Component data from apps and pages
+---+
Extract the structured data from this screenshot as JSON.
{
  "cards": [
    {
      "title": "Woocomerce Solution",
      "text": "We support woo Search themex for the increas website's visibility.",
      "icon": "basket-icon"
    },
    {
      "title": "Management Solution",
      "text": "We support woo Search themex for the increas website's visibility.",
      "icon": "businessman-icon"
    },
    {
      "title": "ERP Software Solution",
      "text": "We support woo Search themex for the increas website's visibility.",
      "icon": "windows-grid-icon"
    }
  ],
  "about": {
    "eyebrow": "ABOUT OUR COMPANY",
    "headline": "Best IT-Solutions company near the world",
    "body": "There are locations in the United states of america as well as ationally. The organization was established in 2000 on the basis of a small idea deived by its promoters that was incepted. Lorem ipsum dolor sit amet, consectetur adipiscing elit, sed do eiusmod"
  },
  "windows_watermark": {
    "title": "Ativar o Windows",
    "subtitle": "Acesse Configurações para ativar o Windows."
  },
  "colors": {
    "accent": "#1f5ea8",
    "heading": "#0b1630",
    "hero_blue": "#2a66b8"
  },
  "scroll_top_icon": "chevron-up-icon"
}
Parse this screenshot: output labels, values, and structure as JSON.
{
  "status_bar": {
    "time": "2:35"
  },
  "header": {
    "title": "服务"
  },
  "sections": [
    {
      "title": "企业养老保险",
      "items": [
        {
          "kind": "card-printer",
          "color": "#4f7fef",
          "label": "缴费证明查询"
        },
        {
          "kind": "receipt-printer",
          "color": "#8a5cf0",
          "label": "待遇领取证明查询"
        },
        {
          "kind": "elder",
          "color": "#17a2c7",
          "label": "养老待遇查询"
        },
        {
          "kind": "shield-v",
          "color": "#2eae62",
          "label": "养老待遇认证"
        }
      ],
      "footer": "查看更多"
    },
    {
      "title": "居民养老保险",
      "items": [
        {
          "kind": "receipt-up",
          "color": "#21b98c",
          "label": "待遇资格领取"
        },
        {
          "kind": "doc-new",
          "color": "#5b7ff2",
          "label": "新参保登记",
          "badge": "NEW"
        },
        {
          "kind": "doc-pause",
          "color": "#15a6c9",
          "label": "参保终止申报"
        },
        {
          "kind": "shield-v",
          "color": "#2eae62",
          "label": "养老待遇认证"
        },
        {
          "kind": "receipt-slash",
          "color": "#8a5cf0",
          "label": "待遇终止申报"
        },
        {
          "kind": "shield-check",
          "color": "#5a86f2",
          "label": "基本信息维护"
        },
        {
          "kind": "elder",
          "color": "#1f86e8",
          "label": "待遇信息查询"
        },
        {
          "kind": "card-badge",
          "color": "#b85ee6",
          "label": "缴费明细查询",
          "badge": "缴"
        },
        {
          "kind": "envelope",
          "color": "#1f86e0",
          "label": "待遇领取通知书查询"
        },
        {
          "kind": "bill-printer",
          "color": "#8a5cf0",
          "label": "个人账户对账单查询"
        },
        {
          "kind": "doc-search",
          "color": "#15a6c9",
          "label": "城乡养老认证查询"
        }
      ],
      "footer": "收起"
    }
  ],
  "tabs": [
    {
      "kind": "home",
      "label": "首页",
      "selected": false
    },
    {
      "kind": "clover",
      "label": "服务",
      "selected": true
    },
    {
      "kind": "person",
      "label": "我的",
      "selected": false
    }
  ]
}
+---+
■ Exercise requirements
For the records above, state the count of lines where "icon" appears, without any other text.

■ Worked solution
4